Letter to Congress Urging Reforms of the Outer Continental Shelf Lands Act Oil Pollution Act


Dear Member of Congress:

As you consider your August recess plans – perhaps fishing and swimming at the beach or boating on the bay - we urge you to pass legislation before you leave that will protect those beaches and bays while restoring the wetlands and coastal regions in the Gulf of Mexico devastated by the recent oil spill.

The late April explosion and sinking of the BP Deepwater Horizon oil rig brought into sharp focus the human and environmental risks of offshore oil drilling, exposing a system in which industry has been allowed to cut corners on safety and environmental protection. It is becoming increasingly clear that the system for deciding where, when and how to drill offshore needs substantial reform.
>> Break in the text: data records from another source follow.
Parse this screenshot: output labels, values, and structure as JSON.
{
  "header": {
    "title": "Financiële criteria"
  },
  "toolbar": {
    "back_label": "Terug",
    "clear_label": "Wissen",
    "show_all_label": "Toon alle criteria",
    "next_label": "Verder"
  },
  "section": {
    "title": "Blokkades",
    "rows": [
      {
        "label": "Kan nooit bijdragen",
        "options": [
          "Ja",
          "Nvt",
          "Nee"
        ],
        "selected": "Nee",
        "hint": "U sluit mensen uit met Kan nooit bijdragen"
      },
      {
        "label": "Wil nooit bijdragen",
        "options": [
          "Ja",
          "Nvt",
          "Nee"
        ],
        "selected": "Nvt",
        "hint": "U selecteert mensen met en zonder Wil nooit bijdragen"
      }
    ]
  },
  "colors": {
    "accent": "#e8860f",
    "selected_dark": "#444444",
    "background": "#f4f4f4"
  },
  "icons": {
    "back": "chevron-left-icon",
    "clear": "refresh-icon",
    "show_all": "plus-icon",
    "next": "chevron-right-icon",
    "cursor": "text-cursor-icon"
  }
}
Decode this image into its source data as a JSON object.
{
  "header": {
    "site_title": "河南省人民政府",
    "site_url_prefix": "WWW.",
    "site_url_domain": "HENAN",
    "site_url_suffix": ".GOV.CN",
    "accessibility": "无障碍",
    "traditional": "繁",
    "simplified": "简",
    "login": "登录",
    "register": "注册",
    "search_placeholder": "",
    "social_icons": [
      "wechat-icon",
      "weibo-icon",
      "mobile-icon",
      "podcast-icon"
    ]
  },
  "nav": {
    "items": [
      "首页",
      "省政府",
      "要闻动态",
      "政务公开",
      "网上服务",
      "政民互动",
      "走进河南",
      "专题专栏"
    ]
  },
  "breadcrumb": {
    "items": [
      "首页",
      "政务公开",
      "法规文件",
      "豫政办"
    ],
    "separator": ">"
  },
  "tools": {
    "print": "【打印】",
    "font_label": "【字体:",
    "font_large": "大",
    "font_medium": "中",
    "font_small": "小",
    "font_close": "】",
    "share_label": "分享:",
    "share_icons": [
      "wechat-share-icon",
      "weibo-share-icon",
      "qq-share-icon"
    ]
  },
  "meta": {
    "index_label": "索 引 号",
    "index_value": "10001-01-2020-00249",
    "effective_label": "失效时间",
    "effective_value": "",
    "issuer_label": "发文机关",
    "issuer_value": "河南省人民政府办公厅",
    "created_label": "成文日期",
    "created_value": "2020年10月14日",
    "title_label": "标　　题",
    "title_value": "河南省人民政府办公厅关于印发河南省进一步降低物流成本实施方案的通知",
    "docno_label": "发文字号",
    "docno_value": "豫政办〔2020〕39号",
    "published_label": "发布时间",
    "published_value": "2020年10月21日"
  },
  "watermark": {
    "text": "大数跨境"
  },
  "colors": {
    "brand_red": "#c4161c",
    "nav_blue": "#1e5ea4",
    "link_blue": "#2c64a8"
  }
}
It is time to plug the leaks in our nation’s offshore drilling laws.

The current disaster in the Gulf of Mexico is the result of a systemic failure. Congress must now assert its oversight responsibilities by passing significant reforms of the Outer Continental Shelf Lands Act (OCSLA) and the Oil Pollution Act (OPA), the statutes that govern mineral extraction from our oceans, and oil spill liability, response and recovery. Congress has not enacted significant amendments to OCSLA since 1978. In the 32 intervening years, advancements in technology have allowed extraction of oil and gas from ever-deeper waters and in new areas, but regulation and environmental review has not kept pace. The technology for extraction has far outstripped responsible planning as well as the capacity and quality of oil spill prevention and response capabilities. The Gulf ecosystem and shoreline communities are now paying the price.
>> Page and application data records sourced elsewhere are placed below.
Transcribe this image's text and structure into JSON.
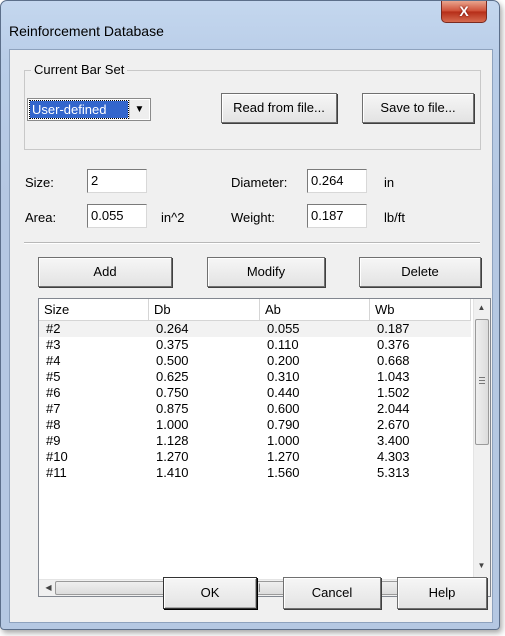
{
  "window": {
    "title": "Reinforcement Database",
    "close_glyph": "X"
  },
  "bar_set": {
    "group_label": "Current Bar Set",
    "selected": "User-defined",
    "dropdown_icon": "chevron-down-icon",
    "read_label": "Read from file...",
    "save_label": "Save to file..."
  },
  "fields": {
    "size_label": "Size:",
    "size_value": "2",
    "diameter_label": "Diameter:",
    "diameter_value": "0.264",
    "diameter_unit": "in",
    "area_label": "Area:",
    "area_value": "0.055",
    "area_unit": "in^2",
    "weight_label": "Weight:",
    "weight_value": "0.187",
    "weight_unit": "lb/ft"
  },
  "actions": {
    "add": "Add",
    "modify": "Modify",
    "delete": "Delete"
  },
  "table": {
    "columns": [
      "Size",
      "Db",
      "Ab",
      "Wb"
    ],
    "rows": [
      [
        "#2",
        "0.264",
        "0.055",
        "0.187"
      ],
      [
        "#3",
        "0.375",
        "0.110",
        "0.376"
      ],
      [
        "#4",
        "0.500",
        "0.200",
        "0.668"
      ],
      [
        "#5",
        "0.625",
        "0.310",
        "1.043"
      ],
      [
        "#6",
        "0.750",
        "0.440",
        "1.502"
      ],
      [
        "#7",
        "0.875",
        "0.600",
        "2.044"
      ],
      [
        "#8",
        "1.000",
        "0.790",
        "2.670"
      ],
      [
        "#9",
        "1.128",
        "1.000",
        "3.400"
      ],
      [
        "#10",
        "1.270",
        "1.270",
        "4.303"
      ],
      [
        "#11",
        "1.410",
        "1.560",
        "5.313"
      ]
    ],
    "selected_row": 0
  },
  "footer": {
    "ok": "OK",
    "cancel": "Cancel",
    "help": "Help"
  },
  "colors": {
    "selection": "#3366cc",
    "close_button": "#c8412a",
    "title_bar": "#c4d7ee"
  }
}
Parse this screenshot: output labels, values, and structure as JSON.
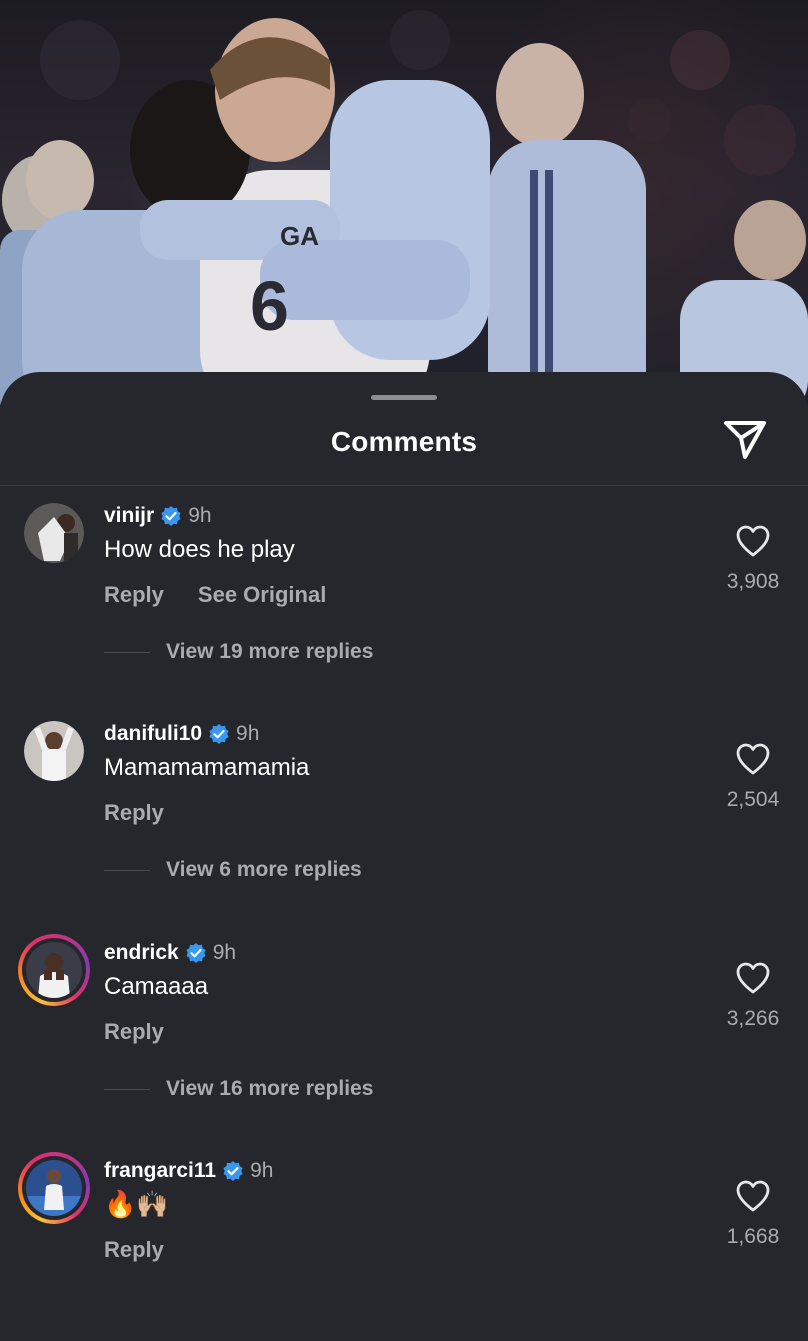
{
  "header": {
    "title": "Comments"
  },
  "icons": {
    "send": "send-icon",
    "heart": "heart-outline-icon",
    "verified": "verified-badge-icon"
  },
  "colors": {
    "sheet_bg": "#25272c",
    "secondary_text": "#a8abb0",
    "verified_blue": "#3897f0"
  },
  "comments": [
    {
      "username": "vinijr",
      "time": "9h",
      "text": "How does he play",
      "reply": "Reply",
      "see_original": "See Original",
      "likes": "3,908",
      "view_replies": "View 19 more replies"
    },
    {
      "username": "danifuli10",
      "time": "9h",
      "text": "Mamamamamamia",
      "reply": "Reply",
      "likes": "2,504",
      "view_replies": "View 6 more replies"
    },
    {
      "username": "endrick",
      "time": "9h",
      "text": "Camaaaa",
      "reply": "Reply",
      "likes": "3,266",
      "view_replies": "View 16 more replies"
    },
    {
      "username": "frangarci11",
      "time": "9h",
      "text": "🔥🙌🏼",
      "reply": "Reply",
      "likes": "1,668"
    }
  ]
}
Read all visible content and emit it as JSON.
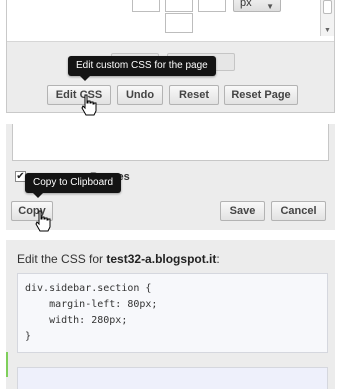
{
  "panel1": {
    "unit_select": "px",
    "tooltip": "Edit custom CSS for the page",
    "buttons": {
      "edit_css": "Edit CSS",
      "undo": "Undo",
      "reset": "Reset",
      "reset_page": "Reset Page"
    }
  },
  "panel2": {
    "checkbox_label": "Ranges",
    "tooltip": "Copy to Clipboard",
    "buttons": {
      "copy": "Copy",
      "save": "Save",
      "cancel": "Cancel"
    }
  },
  "panel3": {
    "heading_prefix": "Edit the CSS for ",
    "heading_site": "test32-a.blogspot.it",
    "heading_suffix": ":",
    "code_lines": [
      "div.sidebar.section {",
      "    margin-left: 80px;",
      "    width: 280px;",
      "}"
    ]
  },
  "colors": {
    "tooltip_bg": "#141414",
    "panel_bg": "#ececec",
    "accent_green": "#7fcf5b"
  }
}
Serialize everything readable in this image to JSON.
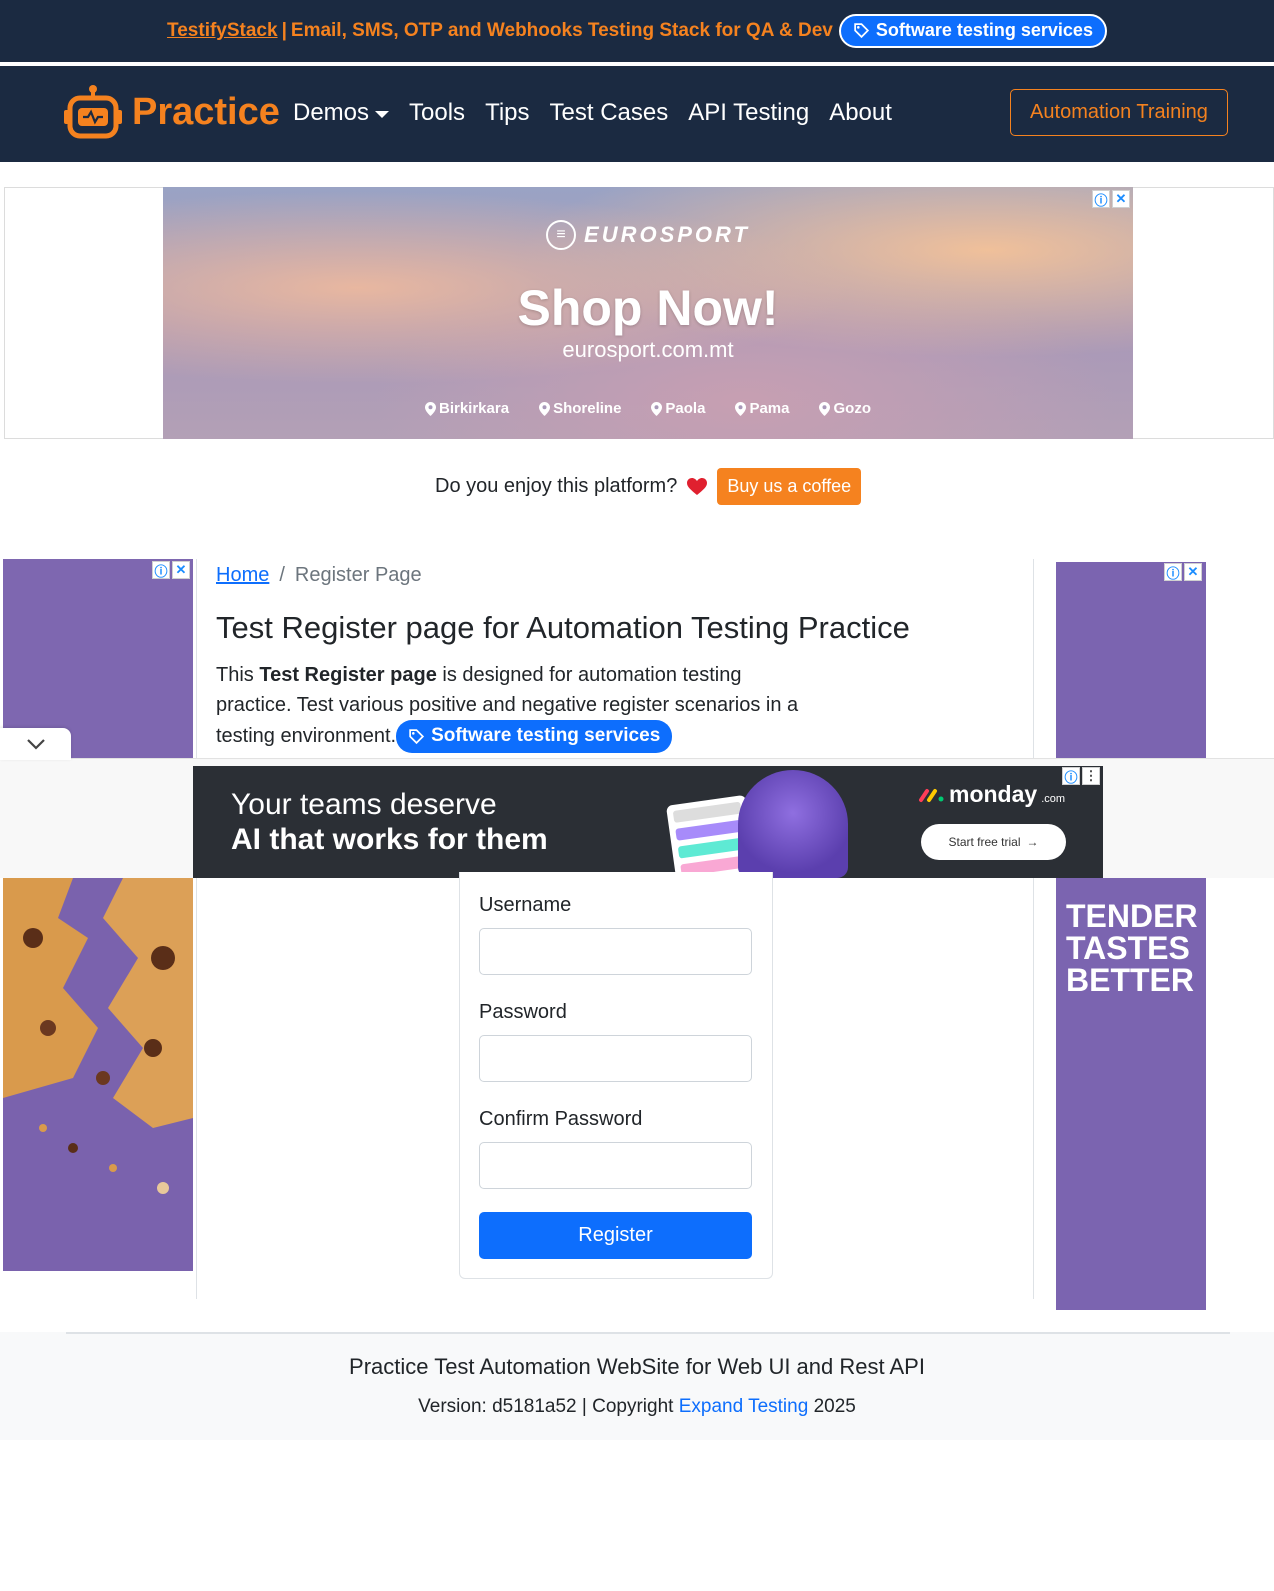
{
  "promo": {
    "link": "TestifyStack",
    "separator": "|",
    "text": "Email, SMS, OTP and Webhooks Testing Stack for QA & Dev",
    "pill": "Software testing services"
  },
  "navbar": {
    "brand": "Practice",
    "items": [
      "Demos",
      "Tools",
      "Tips",
      "Test Cases",
      "API Testing",
      "About"
    ],
    "cta": "Automation Training"
  },
  "ad_top": {
    "brand": "EUROSPORT",
    "headline": "Shop Now!",
    "url": "eurosport.com.mt",
    "locations": [
      "Birkirkara",
      "Shoreline",
      "Paola",
      "Pama",
      "Gozo"
    ]
  },
  "coffee": {
    "question": "Do you enjoy this platform?",
    "button": "Buy us a coffee"
  },
  "breadcrumb": {
    "home": "Home",
    "separator": "/",
    "current": "Register Page"
  },
  "main": {
    "title": "Test Register page for Automation Testing Practice",
    "intro_prefix": "This",
    "intro_bold": "Test Register page",
    "intro_rest": "is designed for automation testing practice. Test various positive and negative register scenarios in a testing environment.",
    "pill": "Software testing services"
  },
  "anchor_ad": {
    "line1": "Your teams deserve",
    "line2": "AI that works for them",
    "brand": "monday",
    "brand_suffix": ".com",
    "cta": "Start free trial"
  },
  "side_ad": {
    "text": "TENDER TASTES BETTER"
  },
  "form": {
    "username_label": "Username",
    "password_label": "Password",
    "confirm_label": "Confirm Password",
    "submit": "Register",
    "username_value": "",
    "password_value": "",
    "confirm_value": ""
  },
  "footer": {
    "title": "Practice Test Automation WebSite for Web UI and Rest API",
    "version_text": "Version: d5181a52 | Copyright",
    "link": "Expand Testing",
    "year": "2025"
  },
  "colors": {
    "navy": "#1b2a41",
    "orange": "#f5821f",
    "primary": "#0d6efd",
    "ad_purple": "#7b64b0"
  }
}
Attached you will find a list of reforms we believe are critical to addressing the existing deficiencies in the law. In addition, we urge you to protect the coastal wetlands of the Gulf and other states by including dedicated funding for the Land and Water Conservation Fund and ocean and coastal conservation. After the Exxon Valdez oil spill, Congress established a Regional Citizen’s Advisory Council to ensure better oversight of government regulators and the industry in Prince William Sound. We must now do the same for the Gulf and other areas where offshore drilling is proposed, such as the Arctic.

It is time to update and modernize the laws that govern oil and gas extraction from our oceans. It is time to bring oil spill response, recovery, and liability up to date with the technology that has allowed the extraction of oil and gas from deep water. The time is now. Plug the leaks in the law prior to recessing for the summer.
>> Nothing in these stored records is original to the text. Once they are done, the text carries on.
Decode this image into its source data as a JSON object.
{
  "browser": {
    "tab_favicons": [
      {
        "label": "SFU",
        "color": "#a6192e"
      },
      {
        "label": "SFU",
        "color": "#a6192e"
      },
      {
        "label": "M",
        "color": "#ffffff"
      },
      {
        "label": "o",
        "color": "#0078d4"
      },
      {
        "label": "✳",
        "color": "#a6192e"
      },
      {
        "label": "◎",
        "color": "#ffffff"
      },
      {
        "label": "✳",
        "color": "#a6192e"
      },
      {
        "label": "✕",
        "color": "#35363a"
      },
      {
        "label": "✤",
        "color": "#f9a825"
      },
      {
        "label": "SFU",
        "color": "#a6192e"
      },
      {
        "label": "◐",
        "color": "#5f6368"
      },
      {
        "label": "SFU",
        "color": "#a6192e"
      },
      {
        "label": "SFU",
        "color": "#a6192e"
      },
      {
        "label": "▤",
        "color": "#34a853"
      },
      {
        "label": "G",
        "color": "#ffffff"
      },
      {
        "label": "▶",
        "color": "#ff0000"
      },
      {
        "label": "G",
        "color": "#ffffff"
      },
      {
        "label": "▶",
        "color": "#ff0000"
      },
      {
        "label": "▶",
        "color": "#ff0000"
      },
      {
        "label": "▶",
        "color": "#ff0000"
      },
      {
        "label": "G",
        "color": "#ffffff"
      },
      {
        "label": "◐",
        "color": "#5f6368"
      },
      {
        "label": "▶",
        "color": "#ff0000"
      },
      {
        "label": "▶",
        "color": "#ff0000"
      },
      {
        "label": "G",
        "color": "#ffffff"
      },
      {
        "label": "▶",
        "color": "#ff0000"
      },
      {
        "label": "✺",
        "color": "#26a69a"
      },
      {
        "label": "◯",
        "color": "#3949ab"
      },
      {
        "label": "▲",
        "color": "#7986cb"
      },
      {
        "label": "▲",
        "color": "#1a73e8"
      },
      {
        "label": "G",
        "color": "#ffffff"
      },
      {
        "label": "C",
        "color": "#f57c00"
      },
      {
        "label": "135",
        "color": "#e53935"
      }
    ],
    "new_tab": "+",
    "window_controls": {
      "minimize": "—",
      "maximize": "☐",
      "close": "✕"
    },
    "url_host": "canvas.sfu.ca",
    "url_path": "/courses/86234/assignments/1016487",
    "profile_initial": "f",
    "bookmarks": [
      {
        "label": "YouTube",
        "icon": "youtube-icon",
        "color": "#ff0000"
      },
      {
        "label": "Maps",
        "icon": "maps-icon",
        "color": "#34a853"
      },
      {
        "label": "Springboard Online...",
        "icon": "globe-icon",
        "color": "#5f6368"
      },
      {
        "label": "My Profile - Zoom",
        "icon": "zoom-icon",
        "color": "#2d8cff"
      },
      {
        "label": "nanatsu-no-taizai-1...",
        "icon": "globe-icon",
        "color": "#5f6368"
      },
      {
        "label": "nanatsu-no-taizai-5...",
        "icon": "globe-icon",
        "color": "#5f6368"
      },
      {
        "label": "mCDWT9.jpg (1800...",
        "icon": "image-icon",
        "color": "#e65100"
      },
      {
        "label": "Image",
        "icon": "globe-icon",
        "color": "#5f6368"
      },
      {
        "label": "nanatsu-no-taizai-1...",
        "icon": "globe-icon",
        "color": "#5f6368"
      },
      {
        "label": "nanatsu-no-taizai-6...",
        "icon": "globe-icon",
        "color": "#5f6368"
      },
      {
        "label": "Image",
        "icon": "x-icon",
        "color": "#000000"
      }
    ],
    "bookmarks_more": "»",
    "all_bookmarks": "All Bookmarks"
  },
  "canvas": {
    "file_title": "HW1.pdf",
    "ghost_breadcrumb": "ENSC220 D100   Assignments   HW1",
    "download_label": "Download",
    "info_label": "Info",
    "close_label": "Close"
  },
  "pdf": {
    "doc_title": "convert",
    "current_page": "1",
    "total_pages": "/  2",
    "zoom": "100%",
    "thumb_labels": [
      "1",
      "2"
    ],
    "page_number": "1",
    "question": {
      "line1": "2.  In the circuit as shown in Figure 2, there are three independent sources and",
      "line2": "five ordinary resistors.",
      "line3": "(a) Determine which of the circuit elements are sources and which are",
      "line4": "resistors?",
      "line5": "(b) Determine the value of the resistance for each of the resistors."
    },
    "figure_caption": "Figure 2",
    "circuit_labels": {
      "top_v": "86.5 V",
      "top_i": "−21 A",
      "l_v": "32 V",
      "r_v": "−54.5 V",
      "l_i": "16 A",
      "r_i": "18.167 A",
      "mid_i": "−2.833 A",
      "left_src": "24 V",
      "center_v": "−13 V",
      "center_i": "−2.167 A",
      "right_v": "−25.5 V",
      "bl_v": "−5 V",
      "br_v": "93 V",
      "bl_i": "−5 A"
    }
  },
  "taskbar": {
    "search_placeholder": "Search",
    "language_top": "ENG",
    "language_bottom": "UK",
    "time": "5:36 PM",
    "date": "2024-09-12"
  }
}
Karen Steuer
Director, Government Relations
Pew Environment Group
(202) 887-8818 ksteuer@pewtrusts.org

The Pew Environment Group’s offshore energy reform work is now a part of Pew’s Arctic Ocean Program.